As chief justice, Rehnquist won the respect of his colleagues through his efficient management of court affairs. Rehnquist has also revealed a moderation in his views by voting with liberals to protect gay rights and free speech. A widower, Rehnquist engaged his free time with quiet hobbies. He maintained the tradition of a Christmas carol party, which he hosted every year.
In 2004, Rehnquist was diagnosed with anaplastic thyroid cancer. Though his physical condition declined, he continued in his role as chief justice and died on September 3, 2005, a month shy of his 81st birthday.
|Clerk||Law School||Terms Clerked|
|Michael B. Wallace||Virginia (1976)||1977|
|Michael K. Young||Harvard (1976)||1977|

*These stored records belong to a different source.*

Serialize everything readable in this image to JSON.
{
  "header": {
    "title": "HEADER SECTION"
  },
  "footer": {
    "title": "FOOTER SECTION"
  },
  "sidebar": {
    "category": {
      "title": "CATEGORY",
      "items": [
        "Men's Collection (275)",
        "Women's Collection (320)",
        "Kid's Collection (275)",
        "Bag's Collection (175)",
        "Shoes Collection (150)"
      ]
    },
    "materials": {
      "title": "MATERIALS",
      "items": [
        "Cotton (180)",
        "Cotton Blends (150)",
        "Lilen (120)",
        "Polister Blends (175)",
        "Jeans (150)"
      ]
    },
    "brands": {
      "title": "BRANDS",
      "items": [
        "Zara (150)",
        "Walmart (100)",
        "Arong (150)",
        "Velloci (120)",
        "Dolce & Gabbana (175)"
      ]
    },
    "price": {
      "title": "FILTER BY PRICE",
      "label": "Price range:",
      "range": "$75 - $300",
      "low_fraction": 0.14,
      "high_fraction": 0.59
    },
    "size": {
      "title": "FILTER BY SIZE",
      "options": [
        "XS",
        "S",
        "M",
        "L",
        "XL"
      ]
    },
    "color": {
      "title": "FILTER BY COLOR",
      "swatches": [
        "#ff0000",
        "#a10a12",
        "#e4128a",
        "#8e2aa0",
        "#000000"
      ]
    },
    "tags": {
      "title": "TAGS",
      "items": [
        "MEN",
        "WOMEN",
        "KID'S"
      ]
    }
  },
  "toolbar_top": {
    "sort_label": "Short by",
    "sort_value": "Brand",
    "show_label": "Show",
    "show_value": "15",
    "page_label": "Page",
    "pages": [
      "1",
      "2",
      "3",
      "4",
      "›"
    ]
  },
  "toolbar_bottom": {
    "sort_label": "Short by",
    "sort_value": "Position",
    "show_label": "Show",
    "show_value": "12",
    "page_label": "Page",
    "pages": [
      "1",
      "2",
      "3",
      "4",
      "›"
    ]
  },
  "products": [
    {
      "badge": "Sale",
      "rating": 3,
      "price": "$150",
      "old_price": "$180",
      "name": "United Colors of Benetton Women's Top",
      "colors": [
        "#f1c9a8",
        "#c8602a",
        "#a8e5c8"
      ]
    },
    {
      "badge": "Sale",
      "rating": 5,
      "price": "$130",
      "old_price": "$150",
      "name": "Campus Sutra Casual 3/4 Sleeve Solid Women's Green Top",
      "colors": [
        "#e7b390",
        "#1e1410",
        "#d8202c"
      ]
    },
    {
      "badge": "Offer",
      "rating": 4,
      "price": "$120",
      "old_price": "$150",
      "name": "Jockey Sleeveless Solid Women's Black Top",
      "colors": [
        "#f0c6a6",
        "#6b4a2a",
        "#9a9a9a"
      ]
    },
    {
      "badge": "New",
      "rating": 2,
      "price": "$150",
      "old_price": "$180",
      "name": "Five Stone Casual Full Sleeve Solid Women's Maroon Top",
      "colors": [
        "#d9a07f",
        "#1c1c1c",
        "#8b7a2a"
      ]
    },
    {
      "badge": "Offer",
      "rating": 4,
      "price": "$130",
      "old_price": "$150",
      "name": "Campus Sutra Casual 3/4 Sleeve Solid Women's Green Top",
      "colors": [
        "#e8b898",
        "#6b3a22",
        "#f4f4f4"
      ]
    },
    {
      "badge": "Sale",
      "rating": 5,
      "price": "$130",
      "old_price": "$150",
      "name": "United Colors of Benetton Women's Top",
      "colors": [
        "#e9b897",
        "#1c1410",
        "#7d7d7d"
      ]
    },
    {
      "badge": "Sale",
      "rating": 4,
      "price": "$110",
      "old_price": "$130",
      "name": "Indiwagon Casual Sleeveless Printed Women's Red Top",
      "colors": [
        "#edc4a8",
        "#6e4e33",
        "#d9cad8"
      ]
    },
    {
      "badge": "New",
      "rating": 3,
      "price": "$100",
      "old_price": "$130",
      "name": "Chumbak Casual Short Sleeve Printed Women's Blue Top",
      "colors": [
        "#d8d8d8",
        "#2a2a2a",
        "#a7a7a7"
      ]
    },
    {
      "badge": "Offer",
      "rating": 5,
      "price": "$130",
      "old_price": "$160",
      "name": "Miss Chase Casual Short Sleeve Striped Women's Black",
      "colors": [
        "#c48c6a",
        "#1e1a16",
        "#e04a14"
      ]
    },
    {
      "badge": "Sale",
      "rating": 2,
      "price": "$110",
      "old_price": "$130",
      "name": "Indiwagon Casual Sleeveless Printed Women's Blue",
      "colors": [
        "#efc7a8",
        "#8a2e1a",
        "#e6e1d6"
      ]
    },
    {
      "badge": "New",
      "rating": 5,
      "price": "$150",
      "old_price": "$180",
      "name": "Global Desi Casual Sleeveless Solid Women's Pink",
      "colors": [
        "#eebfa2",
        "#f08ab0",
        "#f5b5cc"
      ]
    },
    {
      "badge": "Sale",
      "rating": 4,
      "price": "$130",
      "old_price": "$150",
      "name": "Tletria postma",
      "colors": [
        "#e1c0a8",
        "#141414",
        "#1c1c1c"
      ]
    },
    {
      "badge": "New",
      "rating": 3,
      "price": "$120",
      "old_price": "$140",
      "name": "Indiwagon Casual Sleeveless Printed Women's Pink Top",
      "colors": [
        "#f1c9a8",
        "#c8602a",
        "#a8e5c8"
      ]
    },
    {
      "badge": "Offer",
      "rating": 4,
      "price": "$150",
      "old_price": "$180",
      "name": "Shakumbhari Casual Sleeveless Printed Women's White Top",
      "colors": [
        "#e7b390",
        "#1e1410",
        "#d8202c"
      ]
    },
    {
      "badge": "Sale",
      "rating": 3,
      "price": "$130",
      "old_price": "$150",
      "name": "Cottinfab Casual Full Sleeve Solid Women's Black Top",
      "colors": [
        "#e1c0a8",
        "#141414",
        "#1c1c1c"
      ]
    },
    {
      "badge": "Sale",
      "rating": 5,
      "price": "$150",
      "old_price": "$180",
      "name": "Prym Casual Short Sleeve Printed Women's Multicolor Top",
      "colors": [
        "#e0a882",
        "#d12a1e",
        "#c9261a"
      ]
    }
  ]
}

|Donald B. Ayer||Harvard (1975)||1976|
|Michael Q. Eagan||Stanford (1974)||1976|
|Thomas H. Jackson||Yale (1975)||1976|
|Craig M. Bradley||Virginia (1970)||1975|
|William S. Eggeling||Boston (1974)||1975|
|John M. Mason||Washington & Lee (1973)||1975|
|William S. Jacobs||Duke (1973)||1974|
|John M. Nannes||Michigan (1973)||1974|
|John E. O'Neill||Texas (1973)||1974|
|C. Michael Buxton||Kentucky (1971)||1973|
|Fredericka Paff||Stanford (1969)||1973|
|L. Gordon Harriss||Columbia (1971)||1972|
|James A. Strain||Indiana (1969)||1972|